- _Problem description_
Please filter the data below down to the lines holding the string "skin".

++++ Data ++++

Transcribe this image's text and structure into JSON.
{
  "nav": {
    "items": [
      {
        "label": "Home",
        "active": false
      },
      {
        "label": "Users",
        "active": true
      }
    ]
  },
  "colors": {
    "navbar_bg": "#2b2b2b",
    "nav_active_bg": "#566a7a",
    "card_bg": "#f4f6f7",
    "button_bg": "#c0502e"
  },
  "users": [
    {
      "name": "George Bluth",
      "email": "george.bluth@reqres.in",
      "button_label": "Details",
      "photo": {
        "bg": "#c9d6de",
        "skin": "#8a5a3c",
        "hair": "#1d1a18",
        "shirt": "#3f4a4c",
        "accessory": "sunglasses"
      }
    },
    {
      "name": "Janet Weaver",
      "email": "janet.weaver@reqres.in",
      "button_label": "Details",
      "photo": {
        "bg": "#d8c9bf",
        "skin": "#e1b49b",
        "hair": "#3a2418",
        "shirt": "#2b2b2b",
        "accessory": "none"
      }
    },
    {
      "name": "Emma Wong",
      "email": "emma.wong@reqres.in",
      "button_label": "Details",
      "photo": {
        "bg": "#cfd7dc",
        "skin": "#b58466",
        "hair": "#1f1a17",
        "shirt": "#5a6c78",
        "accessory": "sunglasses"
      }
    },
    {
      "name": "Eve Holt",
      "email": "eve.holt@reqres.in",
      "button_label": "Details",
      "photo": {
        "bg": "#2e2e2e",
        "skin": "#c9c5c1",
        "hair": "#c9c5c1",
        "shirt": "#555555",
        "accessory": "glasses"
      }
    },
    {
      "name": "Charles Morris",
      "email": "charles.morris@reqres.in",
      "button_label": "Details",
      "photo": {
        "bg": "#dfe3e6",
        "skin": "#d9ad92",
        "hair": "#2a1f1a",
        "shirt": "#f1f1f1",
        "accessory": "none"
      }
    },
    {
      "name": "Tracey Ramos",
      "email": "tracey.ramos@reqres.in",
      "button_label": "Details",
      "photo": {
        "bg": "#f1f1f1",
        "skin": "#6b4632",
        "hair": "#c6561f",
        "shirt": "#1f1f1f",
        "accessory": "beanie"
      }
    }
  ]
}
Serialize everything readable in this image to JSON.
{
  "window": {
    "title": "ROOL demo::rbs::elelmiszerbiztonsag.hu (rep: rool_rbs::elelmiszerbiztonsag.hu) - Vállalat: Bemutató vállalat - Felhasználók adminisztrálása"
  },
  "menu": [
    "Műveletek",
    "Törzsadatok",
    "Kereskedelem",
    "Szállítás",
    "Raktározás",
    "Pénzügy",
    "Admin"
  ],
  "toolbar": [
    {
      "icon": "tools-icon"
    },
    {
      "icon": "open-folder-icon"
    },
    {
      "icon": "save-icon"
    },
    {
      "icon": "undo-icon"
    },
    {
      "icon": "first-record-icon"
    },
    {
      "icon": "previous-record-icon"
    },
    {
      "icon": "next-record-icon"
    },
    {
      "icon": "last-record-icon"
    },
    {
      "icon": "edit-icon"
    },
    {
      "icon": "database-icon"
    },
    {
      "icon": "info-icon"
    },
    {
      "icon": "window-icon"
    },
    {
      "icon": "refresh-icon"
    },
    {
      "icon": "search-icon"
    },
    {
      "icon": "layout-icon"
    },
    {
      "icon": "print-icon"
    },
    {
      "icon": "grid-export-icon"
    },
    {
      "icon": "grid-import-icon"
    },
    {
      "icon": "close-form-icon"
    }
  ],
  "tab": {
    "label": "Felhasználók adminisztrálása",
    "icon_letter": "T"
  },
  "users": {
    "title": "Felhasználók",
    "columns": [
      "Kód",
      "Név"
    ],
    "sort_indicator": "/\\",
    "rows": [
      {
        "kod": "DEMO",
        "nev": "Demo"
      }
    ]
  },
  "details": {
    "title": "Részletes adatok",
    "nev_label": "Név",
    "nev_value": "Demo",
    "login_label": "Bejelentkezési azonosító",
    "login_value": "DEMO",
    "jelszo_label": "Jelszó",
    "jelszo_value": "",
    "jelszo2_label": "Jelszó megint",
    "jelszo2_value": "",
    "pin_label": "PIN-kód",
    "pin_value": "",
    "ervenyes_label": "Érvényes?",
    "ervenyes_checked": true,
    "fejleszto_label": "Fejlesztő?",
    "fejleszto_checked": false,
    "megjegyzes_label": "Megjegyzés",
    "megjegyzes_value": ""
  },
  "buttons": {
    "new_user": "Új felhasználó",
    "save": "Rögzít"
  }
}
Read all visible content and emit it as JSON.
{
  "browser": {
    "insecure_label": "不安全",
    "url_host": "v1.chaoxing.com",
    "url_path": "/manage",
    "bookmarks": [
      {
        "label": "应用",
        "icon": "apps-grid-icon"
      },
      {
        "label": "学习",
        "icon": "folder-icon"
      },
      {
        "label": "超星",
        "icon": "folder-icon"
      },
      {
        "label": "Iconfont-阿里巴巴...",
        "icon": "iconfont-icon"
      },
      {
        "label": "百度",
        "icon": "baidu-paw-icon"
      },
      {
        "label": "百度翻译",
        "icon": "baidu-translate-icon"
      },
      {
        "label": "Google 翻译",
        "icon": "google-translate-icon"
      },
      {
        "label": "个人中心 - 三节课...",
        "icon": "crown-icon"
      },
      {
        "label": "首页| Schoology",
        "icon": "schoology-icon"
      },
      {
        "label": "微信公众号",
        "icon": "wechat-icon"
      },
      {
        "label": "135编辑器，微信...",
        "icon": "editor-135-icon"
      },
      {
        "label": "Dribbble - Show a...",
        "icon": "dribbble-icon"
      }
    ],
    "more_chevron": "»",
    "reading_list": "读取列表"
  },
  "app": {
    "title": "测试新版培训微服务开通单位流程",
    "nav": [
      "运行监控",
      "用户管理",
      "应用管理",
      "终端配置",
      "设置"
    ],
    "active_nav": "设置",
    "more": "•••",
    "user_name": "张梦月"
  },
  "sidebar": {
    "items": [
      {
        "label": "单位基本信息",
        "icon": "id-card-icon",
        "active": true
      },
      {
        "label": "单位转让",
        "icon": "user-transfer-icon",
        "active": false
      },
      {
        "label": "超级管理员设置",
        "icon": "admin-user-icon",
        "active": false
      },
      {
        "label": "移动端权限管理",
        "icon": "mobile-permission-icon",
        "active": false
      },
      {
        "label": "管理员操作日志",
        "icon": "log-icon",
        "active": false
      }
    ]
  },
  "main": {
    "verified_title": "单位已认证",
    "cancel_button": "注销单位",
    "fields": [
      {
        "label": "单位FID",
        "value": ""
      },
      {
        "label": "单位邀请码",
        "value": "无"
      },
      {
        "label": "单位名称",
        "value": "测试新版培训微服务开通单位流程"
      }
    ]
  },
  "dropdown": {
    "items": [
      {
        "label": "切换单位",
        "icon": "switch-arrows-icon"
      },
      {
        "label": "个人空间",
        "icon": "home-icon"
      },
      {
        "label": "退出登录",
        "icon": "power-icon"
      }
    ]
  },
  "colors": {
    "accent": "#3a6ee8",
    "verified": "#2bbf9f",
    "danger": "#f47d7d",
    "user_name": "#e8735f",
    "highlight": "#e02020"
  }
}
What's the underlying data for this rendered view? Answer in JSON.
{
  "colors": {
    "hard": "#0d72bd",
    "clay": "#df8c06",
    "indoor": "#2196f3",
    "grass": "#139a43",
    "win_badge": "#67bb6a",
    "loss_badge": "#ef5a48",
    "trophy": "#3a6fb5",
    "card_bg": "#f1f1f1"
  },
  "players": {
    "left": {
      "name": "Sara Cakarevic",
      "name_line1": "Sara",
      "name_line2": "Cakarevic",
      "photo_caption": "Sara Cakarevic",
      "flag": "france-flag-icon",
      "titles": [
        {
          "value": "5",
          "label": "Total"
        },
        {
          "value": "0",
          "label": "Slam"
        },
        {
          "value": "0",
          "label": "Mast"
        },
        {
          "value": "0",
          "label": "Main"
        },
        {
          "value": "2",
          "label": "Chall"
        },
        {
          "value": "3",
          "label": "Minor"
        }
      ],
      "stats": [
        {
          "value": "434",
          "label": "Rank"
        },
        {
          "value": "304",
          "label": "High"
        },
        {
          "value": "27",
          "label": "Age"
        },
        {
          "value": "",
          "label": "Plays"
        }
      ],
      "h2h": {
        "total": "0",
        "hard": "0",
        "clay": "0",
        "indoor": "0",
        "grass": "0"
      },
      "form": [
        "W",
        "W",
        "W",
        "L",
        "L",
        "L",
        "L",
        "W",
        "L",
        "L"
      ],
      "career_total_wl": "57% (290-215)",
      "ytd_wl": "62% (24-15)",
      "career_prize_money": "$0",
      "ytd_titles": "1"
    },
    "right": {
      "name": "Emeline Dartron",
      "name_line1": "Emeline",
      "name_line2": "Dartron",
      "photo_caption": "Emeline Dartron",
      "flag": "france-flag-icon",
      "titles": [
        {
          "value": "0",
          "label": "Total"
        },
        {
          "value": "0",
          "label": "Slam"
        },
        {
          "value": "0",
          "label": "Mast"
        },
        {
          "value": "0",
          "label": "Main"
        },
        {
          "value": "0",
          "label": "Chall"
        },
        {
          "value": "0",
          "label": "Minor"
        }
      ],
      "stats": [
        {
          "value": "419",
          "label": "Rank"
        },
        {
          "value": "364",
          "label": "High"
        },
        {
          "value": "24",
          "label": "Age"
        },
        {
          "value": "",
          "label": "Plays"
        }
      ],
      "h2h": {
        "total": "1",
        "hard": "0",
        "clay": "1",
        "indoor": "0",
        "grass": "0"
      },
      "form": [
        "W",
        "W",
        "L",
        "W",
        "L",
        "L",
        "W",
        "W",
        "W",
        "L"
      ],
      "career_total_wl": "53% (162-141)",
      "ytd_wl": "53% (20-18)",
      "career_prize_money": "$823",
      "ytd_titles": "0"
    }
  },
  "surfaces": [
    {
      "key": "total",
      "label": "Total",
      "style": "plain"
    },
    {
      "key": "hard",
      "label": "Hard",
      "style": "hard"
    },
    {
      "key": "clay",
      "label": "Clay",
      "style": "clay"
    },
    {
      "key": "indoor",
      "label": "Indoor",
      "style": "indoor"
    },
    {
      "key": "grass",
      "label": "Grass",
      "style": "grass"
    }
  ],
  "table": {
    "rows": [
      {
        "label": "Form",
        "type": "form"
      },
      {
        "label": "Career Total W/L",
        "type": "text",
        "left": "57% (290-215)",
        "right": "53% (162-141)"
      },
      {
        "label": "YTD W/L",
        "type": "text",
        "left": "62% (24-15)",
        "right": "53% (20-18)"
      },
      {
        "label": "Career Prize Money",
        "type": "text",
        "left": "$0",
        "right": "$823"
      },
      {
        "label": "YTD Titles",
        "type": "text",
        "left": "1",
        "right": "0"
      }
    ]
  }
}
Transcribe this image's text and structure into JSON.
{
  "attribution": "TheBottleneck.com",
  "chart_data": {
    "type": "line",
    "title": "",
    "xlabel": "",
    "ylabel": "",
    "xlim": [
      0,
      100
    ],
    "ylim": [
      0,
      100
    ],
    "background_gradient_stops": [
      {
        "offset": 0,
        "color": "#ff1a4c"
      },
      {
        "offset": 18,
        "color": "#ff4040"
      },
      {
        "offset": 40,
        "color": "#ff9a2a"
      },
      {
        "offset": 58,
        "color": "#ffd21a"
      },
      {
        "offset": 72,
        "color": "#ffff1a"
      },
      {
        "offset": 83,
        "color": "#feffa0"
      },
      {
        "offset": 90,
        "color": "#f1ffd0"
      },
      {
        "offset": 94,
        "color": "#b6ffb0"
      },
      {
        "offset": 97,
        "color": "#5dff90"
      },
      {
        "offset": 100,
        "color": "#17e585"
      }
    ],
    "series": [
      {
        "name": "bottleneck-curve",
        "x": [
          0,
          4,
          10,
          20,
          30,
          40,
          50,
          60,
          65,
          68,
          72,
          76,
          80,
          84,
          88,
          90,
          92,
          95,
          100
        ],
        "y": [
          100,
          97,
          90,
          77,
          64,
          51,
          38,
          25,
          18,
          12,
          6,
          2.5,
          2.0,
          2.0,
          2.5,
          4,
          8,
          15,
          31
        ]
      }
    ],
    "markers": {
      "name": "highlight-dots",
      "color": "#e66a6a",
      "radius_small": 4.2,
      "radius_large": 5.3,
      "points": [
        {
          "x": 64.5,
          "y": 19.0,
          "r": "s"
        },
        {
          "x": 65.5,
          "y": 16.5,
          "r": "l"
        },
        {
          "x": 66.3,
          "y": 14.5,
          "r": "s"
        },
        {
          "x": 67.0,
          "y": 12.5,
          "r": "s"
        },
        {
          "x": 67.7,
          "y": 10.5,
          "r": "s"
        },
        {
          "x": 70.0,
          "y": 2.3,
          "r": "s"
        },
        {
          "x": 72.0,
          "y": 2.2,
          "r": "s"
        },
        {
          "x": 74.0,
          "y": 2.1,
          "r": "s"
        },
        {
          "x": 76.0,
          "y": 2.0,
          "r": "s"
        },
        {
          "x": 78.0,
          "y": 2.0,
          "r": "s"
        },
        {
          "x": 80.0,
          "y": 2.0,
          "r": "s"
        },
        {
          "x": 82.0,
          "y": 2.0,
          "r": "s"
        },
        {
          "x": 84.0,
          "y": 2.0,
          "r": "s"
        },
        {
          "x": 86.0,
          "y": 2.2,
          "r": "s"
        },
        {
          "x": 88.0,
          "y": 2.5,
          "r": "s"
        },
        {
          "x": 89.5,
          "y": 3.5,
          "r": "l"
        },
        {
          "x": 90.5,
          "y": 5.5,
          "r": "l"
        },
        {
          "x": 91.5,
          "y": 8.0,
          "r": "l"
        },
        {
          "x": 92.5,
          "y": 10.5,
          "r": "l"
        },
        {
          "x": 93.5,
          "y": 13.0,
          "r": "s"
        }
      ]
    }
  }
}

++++

- _Response to this task_
        "skin": "#8a5a3c",
        "skin": "#e1b49b",
        "skin": "#b58466",
        "skin": "#c9c5c1",
        "skin": "#d9ad92",
        "skin": "#6b4632",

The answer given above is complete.